Surfing Alaska's Bore Tide

Many years ago, I worked as a tour guide in Alaska, falling deeply in love with the state. One of my favorite drives was along Turnagain Arm, a long and shallow branch of Cook Inlet, a beautiful landscape that is home to a fascinating natural phenomenon. Bore tides occur when an incoming high tide collides with the outgoing tide in a narrow channel, generating a turbulent wave front. Getty Images photographer Streeter Lecka was recently lucky enough to spend six days on Turnagain Arm, photographing the brave souls who venture out onto the mudflats to ride these waves. Waves can reach as high as 10 feet tall, crashing over calmer waters, moving upstream at 10-15 mph. Gathered here are some of Lecka's images of the surfers riding the bore tides of Turnagain Arm.

Read more
Hints: View this page full screen. Skip to the next and previous photo by typing j/k or ←/→.

Most Recent

  • Simon Bruty for OIS / IOC Handout via Reuters

    Photos of the Week: Impeachment Trial, Virtual Singer, Bat Clinic

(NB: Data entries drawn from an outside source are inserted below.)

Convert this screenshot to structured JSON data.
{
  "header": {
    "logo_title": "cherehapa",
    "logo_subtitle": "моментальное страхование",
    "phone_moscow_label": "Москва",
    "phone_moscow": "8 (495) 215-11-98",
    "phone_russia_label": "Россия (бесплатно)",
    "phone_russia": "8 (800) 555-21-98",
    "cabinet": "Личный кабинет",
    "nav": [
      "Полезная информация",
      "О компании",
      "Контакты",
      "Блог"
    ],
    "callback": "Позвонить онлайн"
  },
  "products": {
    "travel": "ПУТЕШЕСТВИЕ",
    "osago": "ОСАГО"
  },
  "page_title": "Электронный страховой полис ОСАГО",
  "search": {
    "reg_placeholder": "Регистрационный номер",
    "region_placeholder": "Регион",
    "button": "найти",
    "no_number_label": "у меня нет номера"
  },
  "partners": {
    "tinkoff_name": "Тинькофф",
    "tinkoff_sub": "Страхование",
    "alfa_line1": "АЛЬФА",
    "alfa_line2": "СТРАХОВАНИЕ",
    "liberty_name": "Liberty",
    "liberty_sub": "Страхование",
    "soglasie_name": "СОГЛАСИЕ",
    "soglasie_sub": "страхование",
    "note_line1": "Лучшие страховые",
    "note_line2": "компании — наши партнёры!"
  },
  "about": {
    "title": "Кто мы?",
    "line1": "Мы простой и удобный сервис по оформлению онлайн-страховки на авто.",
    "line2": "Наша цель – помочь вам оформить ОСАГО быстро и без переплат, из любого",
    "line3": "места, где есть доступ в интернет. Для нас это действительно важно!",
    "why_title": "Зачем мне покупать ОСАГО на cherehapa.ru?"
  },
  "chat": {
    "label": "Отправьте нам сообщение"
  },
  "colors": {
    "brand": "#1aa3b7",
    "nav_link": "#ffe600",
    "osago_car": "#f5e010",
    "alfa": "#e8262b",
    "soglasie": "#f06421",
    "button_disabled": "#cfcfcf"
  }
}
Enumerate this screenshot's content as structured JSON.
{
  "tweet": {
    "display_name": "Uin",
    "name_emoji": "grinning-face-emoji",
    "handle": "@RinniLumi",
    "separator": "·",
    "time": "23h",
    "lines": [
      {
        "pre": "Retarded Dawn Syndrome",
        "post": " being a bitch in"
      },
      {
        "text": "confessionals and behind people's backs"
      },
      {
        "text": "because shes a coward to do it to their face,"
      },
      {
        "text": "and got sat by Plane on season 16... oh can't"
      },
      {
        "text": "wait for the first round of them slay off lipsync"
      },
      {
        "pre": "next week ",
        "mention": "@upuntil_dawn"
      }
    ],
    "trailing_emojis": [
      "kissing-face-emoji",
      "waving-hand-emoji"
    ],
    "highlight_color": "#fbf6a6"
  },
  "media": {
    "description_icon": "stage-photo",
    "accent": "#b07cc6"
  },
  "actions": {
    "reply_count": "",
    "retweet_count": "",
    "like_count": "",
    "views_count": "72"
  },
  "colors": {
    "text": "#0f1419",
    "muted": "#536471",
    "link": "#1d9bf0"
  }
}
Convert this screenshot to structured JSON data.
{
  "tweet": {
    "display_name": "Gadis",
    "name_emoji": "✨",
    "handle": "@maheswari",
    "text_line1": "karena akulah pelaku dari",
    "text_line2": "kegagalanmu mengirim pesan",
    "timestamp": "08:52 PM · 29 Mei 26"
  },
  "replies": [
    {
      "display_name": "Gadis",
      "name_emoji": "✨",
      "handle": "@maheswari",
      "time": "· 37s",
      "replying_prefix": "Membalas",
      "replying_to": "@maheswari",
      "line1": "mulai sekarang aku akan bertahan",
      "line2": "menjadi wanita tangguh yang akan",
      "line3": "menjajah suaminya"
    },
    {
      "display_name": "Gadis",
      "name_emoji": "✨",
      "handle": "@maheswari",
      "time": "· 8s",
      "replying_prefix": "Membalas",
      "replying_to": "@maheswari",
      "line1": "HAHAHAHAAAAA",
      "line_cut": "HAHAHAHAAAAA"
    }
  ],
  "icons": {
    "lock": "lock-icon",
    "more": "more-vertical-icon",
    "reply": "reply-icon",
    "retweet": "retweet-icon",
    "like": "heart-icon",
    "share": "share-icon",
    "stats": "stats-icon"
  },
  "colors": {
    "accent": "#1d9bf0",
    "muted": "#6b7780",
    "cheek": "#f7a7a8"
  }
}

    The annual Women’s March in New York City, the Tour Down Under cycling event in Australia, a firefighting robot in India, anti-government protests in Iraq, the 2020 Winter Youth Olympics in Switzerland, and much more.

  • Carl Court / Getty

    Juhyo: The Snow Monsters on Japan’s Mount Zao

    Windblown ice and snow build up hulking shapes on the trees atop Mount Zao.

  • Eloisa Lopez / Reuters

    The Colorless Landscape Around Taal Volcano

    In the Philippines, parts of the landscape near Taal have gone completely gray, covered in a blanket of volcanic ash.

  • Stephanie Keith / Reuters

    Photos From the Pro-gun Rally in Virginia

    Thousands gathered around Virginia’s state capitol to protest proposed gun-control laws.